According to the U.S. Centers for Disease Control and Prevention, aside from skin cancer, prostate cancer is the most prevalent cancer among American men, killing over 30,000 each year. Black men are more than twice as likely to die from the disease compared with other racial groups, experts note.
“Our study emphasizes the responsibility of healthcare providers to play an active role in public communication, particularly in an environment flooded with misinformation and confusion,” said study co-investigator Joseph E. Ravenell, MD. “Clearly, people really do trust what doctors have to say,” added Dr. Ravenell, an associate professor in the Departments of Population Health and Medicine at NYU Langone.
An earlier study by the same research team revealed that only a small percentage of online content about prostate cancer features Black or Hispanic men. The new investigation, published online July 19 in JAMA Network Open, was designed to demonstrate the direct impact of this underrepresentation on audiences, says Dr. Ravenell, who also serves as the associate dean for diversity affairs and inclusion at NYU Langone.
For the investigation, researchers randomly assigned U.S. adults ages 40 and older to watch one of eight videos about prostate cancer, with half of them about cancer screening and the other half about clinical trials. Notably, clips from each category shared the same script. The presenter of each video was either a White or Black doctor or a White or Black patient.
After watching the clips, the participants were asked to rate how strongly they trusted the information presented in the video using the following scale: “no trust at all,” “a little,” “somewhat,” or “very much.” They also answered questions about their background, including age and race.
Among the other findings, the responses revealed that participants were more trusting of videos about prostate cancer screening than videos about clinical trials. According to the researchers, this result could reflect the deep-seated distrust of clinical research that in part stems from a history of unethical practices before the onset of strict protections for human research participants since the 1950s. It may also reflect the fact that many Americans generally have a lower understanding about clinical trials when compared with other health topics.
“These results underline the need to ensure that all patients, regardless of their racial or ethnic background, have knowledge of clinical trials and can participate if they are eligible,” said study senior author Aisha Langford, PhD, MPH, an assistant professor in the Department of Population Health.
Dr. Langford cautions that since their investigation only focused on videos about prostate cancer, it remains unclear whether the findings about public trust in medical information extend to other health topics, such as misinformation about vaccines.
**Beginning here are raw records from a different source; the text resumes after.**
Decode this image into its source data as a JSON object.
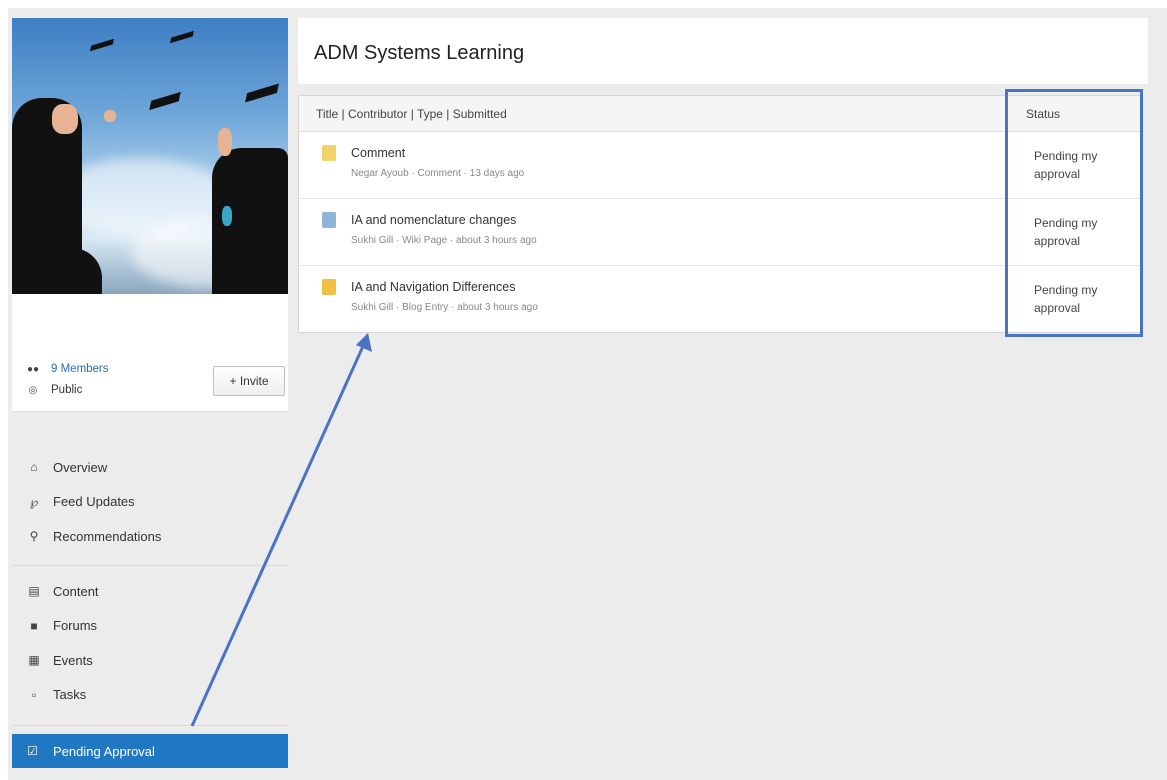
{
  "group": {
    "title": "ADM Systems Learning",
    "members_label": "9 Members",
    "visibility_label": "Public",
    "invite_label": "+ Invite"
  },
  "sidebar": {
    "section1": [
      {
        "label": "Overview",
        "icon": "home-icon"
      },
      {
        "label": "Feed Updates",
        "icon": "rss-icon"
      },
      {
        "label": "Recommendations",
        "icon": "lightbulb-icon"
      }
    ],
    "section2": [
      {
        "label": "Content",
        "icon": "document-icon"
      },
      {
        "label": "Forums",
        "icon": "chat-icon"
      },
      {
        "label": "Events",
        "icon": "calendar-icon"
      },
      {
        "label": "Tasks",
        "icon": "clipboard-icon"
      }
    ],
    "active_item": {
      "label": "Pending Approval",
      "icon": "pending-icon"
    }
  },
  "table": {
    "columns_label": "Title | Contributor | Type | Submitted",
    "status_header": "Status",
    "rows": [
      {
        "title": "Comment",
        "meta": "Negar Ayoub · Comment · 13 days ago",
        "status": "Pending my approval",
        "icon": "comment-icon",
        "icon_color": "#f2d26b"
      },
      {
        "title": "IA and nomenclature changes",
        "meta": "Sukhi Gill · Wiki Page · about 3 hours ago",
        "status": "Pending my approval",
        "icon": "wiki-page-icon",
        "icon_color": "#8fb4dc"
      },
      {
        "title": "IA and Navigation Differences",
        "meta": "Sukhi Gill · Blog Entry · about 3 hours ago",
        "status": "Pending my approval",
        "icon": "blog-entry-icon",
        "icon_color": "#f0c040"
      }
    ]
  },
  "colors": {
    "accent": "#1f78c1",
    "highlight_box": "#4a72c5",
    "arrow": "#4a72c5",
    "link": "#2a6db3",
    "background": "#ececec"
  }
}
She adds that the study team next plans to lead focus groups with Black patients with prostate cancer to discuss their experiences with online sources of medical information and their suggestions for improving the quality, accessibility, and impact of those resources.
Funding for the study was provided by a U.S. Department of Defense Health Disparity Research Award.
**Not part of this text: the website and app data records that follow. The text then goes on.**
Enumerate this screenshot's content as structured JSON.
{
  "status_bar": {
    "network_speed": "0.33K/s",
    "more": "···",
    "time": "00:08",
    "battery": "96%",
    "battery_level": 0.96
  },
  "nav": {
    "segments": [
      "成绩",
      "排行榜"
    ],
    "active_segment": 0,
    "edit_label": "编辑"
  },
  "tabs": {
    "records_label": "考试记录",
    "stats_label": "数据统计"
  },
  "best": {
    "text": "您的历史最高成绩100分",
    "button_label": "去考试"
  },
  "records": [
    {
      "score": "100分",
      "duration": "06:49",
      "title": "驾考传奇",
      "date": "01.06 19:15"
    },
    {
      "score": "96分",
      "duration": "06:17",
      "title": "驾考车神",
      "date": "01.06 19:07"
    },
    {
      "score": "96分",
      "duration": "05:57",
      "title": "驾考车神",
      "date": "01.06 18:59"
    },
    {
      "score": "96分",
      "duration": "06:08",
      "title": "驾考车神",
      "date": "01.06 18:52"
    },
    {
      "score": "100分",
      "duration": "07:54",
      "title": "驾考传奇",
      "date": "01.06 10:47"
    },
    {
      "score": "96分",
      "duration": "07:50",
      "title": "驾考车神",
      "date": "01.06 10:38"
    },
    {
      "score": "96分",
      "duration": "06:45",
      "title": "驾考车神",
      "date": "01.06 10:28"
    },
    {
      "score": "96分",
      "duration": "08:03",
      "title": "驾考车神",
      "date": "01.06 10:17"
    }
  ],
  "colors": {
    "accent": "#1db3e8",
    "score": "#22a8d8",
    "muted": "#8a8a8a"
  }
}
In addition to Dr. Loeb, Dr. Ravenell, and Dr. Langford, other NYU study investigators involved in the study were Katherine Siu, MS; Tatiana Sanchez Nolasco, MPH; and Nataliya Byrne, BA. Other study investigators included Scarlett Gomez, MPH, PhD, Hala Borno, MD, and Samuel L. Washington III, MD, MAS, at the University of California, San Francisco; Godfrey Wilson, Rob Crocker, and Robert Sherman, as members of the study stakeholder advisory board in New York City; and Derek Griffith, PhD, at Georgetown University in Washington, D.C.